EXERCISE AIM: Output the entries underneath exactly as they are.

MATERIAL TO PROCESS:
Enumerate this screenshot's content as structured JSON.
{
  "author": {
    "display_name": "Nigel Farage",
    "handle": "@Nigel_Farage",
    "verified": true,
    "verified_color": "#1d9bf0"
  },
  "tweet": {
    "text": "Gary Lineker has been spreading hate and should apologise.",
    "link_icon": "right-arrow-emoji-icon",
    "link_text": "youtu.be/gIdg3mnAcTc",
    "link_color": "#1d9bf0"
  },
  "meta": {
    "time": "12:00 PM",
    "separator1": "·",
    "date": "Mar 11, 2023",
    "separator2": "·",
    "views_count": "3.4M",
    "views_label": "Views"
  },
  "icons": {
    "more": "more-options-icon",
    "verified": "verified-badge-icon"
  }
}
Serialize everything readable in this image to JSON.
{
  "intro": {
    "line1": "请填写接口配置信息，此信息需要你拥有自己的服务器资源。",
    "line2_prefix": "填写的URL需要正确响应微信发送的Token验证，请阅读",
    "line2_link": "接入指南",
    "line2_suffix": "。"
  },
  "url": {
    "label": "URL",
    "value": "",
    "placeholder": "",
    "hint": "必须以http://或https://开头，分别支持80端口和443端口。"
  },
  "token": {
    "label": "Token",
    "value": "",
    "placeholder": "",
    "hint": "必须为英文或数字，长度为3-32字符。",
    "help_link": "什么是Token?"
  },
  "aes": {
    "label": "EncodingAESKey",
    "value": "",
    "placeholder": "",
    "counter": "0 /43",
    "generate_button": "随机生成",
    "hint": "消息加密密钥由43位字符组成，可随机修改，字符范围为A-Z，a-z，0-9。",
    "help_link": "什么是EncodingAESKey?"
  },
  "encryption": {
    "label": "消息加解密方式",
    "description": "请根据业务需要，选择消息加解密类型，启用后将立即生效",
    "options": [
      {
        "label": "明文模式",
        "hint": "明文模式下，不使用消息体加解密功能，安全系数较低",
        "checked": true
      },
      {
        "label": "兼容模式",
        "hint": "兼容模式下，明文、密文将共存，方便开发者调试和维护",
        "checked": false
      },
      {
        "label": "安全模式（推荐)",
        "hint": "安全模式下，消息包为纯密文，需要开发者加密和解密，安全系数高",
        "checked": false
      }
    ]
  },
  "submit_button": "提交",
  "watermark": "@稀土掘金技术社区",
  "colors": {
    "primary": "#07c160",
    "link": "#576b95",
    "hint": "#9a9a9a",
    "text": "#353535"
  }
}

RESULT FOR THIS EXERCISE:
Enumerate this screenshot's content as structured JSON.
{
  "author": {
    "display_name": "Nigel Farage",
    "handle": "@Nigel_Farage",
    "verified": true,
    "verified_color": "#1d9bf0"
  },
  "tweet": {
    "text": "Gary Lineker has been spreading hate and should apologise.",
    "link_icon": "right-arrow-emoji-icon",
    "link_text": "youtu.be/gIdg3mnAcTc",
    "link_color": "#1d9bf0"
  },
  "meta": {
    "time": "12:00 PM",
    "separator1": "·",
    "date": "Mar 11, 2023",
    "separator2": "·",
    "views_count": "3.4M",
    "views_label": "Views"
  },
  "icons": {
    "more": "more-options-icon",
    "verified": "verified-badge-icon"
  }
}
Serialize everything readable in this image to JSON.
{
  "intro": {
    "line1": "请填写接口配置信息，此信息需要你拥有自己的服务器资源。",
    "line2_prefix": "填写的URL需要正确响应微信发送的Token验证，请阅读",
    "line2_link": "接入指南",
    "line2_suffix": "。"
  },
  "url": {
    "label": "URL",
    "value": "",
    "placeholder": "",
    "hint": "必须以http://或https://开头，分别支持80端口和443端口。"
  },
  "token": {
    "label": "Token",
    "value": "",
    "placeholder": "",
    "hint": "必须为英文或数字，长度为3-32字符。",
    "help_link": "什么是Token?"
  },
  "aes": {
    "label": "EncodingAESKey",
    "value": "",
    "placeholder": "",
    "counter": "0 /43",
    "generate_button": "随机生成",
    "hint": "消息加密密钥由43位字符组成，可随机修改，字符范围为A-Z，a-z，0-9。",
    "help_link": "什么是EncodingAESKey?"
  },
  "encryption": {
    "label": "消息加解密方式",
    "description": "请根据业务需要，选择消息加解密类型，启用后将立即生效",
    "options": [
      {
        "label": "明文模式",
        "hint": "明文模式下，不使用消息体加解密功能，安全系数较低",
        "checked": true
      },
      {
        "label": "兼容模式",
        "hint": "兼容模式下，明文、密文将共存，方便开发者调试和维护",
        "checked": false
      },
      {
        "label": "安全模式（推荐)",
        "hint": "安全模式下，消息包为纯密文，需要开发者加密和解密，安全系数高",
        "checked": false
      }
    ]
  },
  "submit_button": "提交",
  "watermark": "@稀土掘金技术社区",
  "colors": {
    "primary": "#07c160",
    "link": "#576b95",
    "hint": "#9a9a9a",
    "text": "#353535"
  }
}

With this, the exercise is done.